While most babies don't start getting teeth until they are six months old, infant dental care is important from the very beginning. Many dentists recommend an initial visit before the child's first birthday to make sure teeth and gums are cared for and cleaned properly.
It is a good idea to get in the habit of cleaning your baby's gums soon after birth. Although there may be a little fussing at first, your infant will get used to having the mouth cleaned like other parts of the body. Many children grow to enjoy tooth brushing as part of their daily routine.
During your baby’s first year, there are a few conditions to be aware of, including:
Between 3 and 9 months, your infant's baby teeth will begin to emerge (erupt) into the mouth. Teething may make your child irritable or fussy and may cause restlessness, drooling or loss of appetite. However, it has not been shown to cause any other childhood symptoms.
Baby Bottle Tooth Decay
Baby bottle tooth decay — also called "early childhood dental caries" — is one of the most important issues in infant tooth care. This condition is caused by frequent exposure, over time, to sugary liquids, which can seriously damage a baby’s teeth and overall oral health.
Sucking is a normal part of development that is comforting to children well into their first years of life. In fact, sucking often brings comfort even after a child no longer needs to get nourishment from a breast or bottle. During a child's first few years, sucking habits probably won't damage his or her mouth. But frequent and long-term sucking can cause problems. This is especially true if the habit continues after baby teeth start to fall out.

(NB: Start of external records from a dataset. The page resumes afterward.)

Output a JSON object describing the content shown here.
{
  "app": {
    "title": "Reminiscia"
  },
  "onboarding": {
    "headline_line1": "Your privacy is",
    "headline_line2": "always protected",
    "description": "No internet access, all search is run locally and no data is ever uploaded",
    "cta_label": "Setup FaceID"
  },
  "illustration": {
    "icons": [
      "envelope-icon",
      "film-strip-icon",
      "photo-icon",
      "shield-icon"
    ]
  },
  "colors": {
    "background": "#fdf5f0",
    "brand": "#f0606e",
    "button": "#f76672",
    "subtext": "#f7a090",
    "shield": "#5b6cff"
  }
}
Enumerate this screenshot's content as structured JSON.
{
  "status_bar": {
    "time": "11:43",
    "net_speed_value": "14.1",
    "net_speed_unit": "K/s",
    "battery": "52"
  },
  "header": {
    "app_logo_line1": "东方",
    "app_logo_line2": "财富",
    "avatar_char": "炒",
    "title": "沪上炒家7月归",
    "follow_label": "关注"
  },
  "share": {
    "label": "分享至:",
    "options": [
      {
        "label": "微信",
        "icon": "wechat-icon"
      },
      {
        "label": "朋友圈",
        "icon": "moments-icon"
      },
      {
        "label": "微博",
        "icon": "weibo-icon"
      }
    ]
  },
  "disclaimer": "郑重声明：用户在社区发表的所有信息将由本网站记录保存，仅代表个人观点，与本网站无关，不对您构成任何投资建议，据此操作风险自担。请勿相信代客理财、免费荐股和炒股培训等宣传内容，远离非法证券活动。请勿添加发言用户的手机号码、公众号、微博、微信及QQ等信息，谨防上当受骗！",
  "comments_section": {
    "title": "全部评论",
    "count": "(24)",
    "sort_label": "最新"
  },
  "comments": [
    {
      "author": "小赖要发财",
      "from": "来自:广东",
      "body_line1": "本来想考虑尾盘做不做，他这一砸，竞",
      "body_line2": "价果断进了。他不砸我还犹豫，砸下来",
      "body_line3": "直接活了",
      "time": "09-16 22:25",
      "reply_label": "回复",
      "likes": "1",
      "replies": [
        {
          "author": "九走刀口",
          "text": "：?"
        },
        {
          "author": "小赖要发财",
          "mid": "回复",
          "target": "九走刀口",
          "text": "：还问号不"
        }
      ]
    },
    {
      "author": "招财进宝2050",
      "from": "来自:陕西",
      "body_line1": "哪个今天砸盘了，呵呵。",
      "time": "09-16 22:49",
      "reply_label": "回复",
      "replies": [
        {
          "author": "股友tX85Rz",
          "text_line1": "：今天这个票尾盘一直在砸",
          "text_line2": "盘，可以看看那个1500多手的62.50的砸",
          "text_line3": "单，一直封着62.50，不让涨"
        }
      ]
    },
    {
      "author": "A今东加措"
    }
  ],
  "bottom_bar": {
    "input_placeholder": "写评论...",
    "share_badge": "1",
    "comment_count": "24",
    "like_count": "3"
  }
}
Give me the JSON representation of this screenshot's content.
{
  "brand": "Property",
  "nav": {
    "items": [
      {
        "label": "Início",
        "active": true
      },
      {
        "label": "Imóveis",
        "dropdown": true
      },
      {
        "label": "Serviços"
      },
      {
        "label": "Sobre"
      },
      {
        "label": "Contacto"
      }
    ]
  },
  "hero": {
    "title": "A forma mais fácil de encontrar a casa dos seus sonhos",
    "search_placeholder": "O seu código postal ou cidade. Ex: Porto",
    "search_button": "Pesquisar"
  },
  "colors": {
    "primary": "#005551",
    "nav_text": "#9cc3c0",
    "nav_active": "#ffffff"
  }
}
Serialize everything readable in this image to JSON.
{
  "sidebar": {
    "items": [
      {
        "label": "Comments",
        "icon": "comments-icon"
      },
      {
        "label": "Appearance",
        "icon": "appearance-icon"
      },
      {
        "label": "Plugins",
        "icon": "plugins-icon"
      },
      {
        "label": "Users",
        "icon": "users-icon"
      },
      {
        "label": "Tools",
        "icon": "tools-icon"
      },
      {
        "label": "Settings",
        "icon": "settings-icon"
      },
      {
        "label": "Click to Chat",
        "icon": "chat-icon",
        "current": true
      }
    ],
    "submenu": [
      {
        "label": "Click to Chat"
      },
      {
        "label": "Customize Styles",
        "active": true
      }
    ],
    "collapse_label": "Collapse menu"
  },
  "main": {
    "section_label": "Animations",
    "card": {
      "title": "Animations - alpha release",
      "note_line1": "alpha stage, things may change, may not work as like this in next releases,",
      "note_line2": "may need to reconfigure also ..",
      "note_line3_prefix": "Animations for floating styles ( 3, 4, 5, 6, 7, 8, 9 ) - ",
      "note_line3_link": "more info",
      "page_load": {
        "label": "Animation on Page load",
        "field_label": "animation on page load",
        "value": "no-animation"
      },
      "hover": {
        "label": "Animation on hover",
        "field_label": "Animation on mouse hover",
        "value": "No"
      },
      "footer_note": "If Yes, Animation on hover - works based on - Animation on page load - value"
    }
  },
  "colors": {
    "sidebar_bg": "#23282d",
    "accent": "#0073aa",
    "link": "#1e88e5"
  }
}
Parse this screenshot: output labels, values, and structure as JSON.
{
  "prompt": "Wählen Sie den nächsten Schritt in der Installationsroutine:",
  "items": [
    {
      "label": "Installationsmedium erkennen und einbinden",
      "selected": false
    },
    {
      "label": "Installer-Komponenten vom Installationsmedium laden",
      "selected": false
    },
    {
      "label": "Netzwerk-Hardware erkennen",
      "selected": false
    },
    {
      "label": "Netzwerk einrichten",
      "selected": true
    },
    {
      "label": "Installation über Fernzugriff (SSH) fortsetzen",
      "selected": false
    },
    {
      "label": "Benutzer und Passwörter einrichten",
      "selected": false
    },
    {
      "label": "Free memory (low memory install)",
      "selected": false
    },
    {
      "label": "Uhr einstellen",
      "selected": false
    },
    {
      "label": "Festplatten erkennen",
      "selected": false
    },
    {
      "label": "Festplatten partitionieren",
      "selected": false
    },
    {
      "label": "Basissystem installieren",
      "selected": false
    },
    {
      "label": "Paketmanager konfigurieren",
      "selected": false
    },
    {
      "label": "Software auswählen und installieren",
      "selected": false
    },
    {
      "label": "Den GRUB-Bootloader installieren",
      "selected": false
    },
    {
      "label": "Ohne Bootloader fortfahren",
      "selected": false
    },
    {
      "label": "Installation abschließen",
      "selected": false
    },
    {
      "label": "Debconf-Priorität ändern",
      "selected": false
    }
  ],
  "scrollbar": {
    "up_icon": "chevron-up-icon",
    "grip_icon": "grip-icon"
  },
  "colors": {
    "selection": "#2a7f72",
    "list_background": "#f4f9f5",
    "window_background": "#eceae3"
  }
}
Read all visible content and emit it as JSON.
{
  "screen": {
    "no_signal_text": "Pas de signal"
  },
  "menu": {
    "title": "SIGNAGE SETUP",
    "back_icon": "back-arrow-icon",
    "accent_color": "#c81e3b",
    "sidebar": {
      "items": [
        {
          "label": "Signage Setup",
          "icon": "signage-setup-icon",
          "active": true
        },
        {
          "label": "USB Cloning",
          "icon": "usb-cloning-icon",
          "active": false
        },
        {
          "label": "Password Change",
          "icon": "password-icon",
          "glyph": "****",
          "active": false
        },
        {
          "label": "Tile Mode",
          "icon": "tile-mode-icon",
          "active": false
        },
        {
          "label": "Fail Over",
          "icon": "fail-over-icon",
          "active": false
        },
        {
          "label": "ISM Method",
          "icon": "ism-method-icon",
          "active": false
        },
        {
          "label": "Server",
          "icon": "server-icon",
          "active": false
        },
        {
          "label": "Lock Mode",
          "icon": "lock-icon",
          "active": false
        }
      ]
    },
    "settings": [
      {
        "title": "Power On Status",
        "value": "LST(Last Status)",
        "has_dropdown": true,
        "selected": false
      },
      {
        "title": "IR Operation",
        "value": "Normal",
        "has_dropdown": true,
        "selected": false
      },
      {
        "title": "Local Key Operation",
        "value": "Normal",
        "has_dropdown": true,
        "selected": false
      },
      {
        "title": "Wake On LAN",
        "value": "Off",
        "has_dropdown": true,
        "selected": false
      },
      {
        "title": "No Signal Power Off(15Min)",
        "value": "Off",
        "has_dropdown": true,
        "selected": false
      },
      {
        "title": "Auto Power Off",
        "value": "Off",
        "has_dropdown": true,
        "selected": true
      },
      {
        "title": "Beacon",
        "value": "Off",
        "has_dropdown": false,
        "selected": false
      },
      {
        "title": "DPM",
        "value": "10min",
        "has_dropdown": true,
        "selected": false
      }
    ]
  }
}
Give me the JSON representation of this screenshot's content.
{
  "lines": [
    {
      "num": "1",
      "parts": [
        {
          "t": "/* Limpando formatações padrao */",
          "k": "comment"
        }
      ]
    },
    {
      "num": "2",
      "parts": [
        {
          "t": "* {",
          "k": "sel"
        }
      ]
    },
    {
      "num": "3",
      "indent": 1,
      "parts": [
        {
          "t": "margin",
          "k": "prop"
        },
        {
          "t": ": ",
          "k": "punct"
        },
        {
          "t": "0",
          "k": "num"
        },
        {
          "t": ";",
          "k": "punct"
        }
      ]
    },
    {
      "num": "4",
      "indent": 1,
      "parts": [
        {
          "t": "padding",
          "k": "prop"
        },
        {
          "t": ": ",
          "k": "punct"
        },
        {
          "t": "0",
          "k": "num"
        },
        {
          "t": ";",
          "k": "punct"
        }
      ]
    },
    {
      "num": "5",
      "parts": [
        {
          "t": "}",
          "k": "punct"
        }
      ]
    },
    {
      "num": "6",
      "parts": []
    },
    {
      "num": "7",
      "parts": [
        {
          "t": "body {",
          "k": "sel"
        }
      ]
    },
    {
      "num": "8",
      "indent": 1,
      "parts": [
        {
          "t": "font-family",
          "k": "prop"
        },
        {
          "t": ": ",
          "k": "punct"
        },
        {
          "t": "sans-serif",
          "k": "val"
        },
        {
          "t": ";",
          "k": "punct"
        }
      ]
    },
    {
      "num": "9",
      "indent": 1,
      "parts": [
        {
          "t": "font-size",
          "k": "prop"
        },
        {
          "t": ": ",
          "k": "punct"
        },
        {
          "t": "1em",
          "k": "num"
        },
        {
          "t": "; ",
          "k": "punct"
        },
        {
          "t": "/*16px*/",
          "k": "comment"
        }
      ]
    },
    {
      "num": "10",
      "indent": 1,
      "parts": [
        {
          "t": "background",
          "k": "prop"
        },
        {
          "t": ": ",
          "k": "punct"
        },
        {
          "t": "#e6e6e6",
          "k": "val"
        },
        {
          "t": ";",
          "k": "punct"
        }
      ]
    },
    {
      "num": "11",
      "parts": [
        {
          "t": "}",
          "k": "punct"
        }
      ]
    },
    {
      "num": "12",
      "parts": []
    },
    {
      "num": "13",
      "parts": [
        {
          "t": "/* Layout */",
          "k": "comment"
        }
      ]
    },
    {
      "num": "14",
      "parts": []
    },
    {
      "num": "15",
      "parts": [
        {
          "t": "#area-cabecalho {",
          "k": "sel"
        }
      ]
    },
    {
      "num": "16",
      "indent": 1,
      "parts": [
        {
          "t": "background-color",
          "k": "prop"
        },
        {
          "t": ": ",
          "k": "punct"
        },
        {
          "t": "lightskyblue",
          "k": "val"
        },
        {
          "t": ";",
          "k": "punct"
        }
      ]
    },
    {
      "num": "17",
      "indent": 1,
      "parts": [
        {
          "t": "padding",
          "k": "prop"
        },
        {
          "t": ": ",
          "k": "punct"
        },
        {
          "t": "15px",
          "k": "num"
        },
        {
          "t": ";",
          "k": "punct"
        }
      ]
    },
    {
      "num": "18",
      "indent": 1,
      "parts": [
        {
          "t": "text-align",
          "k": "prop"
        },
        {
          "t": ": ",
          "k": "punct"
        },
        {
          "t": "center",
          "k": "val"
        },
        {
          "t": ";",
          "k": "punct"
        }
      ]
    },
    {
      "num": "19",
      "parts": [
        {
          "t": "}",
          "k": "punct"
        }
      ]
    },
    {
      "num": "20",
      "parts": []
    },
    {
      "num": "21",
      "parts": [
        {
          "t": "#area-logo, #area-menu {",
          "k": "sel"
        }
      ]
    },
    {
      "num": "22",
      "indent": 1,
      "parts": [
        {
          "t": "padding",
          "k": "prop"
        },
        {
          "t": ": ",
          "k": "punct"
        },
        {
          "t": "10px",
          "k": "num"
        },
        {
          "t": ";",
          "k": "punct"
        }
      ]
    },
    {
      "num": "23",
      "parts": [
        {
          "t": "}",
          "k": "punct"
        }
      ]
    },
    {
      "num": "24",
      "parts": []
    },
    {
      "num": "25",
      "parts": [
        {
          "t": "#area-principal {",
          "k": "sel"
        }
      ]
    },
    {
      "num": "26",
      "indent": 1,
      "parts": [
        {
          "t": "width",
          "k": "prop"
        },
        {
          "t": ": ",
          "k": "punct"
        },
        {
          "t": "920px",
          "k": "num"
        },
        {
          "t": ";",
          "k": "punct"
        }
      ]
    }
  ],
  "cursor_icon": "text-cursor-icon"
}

Although most babies’ teeth develop normally during infancy, it is important to know what is going on, so you can prevent issues in the future.
Although newborns usually have no visible teeth, most have at least a partially developed set of primary, or baby, teeth that begin to appear 3 to 9 months after birth. During the first few years of life, all 20 of the primary teeth will erupt through the gums. Most children have their full set of primary teeth in place by age three.
The teething process starts with the lower two front teeth (incisors), followed by the four incisors on both the lower and upper jaw. Then the first molars erupt, followed by canines (eye teeth), and then the second molars further back in the mouth.
Baby Bottle Tooth Decay
It is important for parents to understand the causes of baby bottle tooth decay so they can prevent it. Common triggers include milk, formula, and fruit juices, because the sugary liquids from these drinks pool around the teeth for long periods of time as your baby sleeps. This can lead to cavities, which develop in the upper and lower front teeth.
Some babies may have sore or tender gums when teeth begin to erupt. Gently rubbing the gums with a clean finger, an infant gum massager or a wet gauze pad can be soothing. A clean teething ring for your child to chew on may also help.
You can ease your child's teething discomfort by:
Rubbing your baby’s gums to apply pressure
Giving your baby a cold teething ring to chew on
Caring for your baby’s first teeth is very important, and helps set the stage for a healthy mouth.
Tips to clean your baby's mouth:
Lay your infant in your lap. The head should be close to your chest so you can look down directly into your child's mouth.
Clean the gums and the teeth — when they arrive — by rubbing a clean, damp, wash cloth along the baby's upper and lower gums. You can also use terrycloth finger cots, which fit over the finger and are made for this purpose.
Follow these steps at least twice a day — once after breakfast, and once after the last feeding of the day.
When the teeth begin to erupt, start brushing them at least two to three times a day with a soft-bristled toothbrush and water. Toothpaste is not recommended until a child reaches age two. At that time, supervise brushing to ensure that your child does not swallow any toothpaste.
This harmful process occurs when acid formed by bacteria on the teeth, from sugars in foods and beverages, damages the tooth enamel, which causes demineralization, and eventually can lead to a cavity. To avoid tooth decay, never let a child fall asleep with a bottle in his or her mouth or to nurse continuously as he snoozes. If your baby needs something to suck on to fall asleep, offer a bottle filled with water or a pacifier.
If your child uses a pacifier, make sure it is always used safely: Never fasten a pacifier on a string or necklace around your child's neck, or else your child could accidentally be strangled.
Choose a pacifier that:
Is one piece rather than several parts.
Has ventilating holes on the sides.
Is large enough so that your child can't swallow it.
Is made of a flexible, nontoxic material.
Has a handle that is easy to grasp.
Always check the pacifier before giving it to your child. Make sure there are no rips or tears. If there are, replace it. Never dip a pacifier in honey or any other sweet substance before giving it to your baby.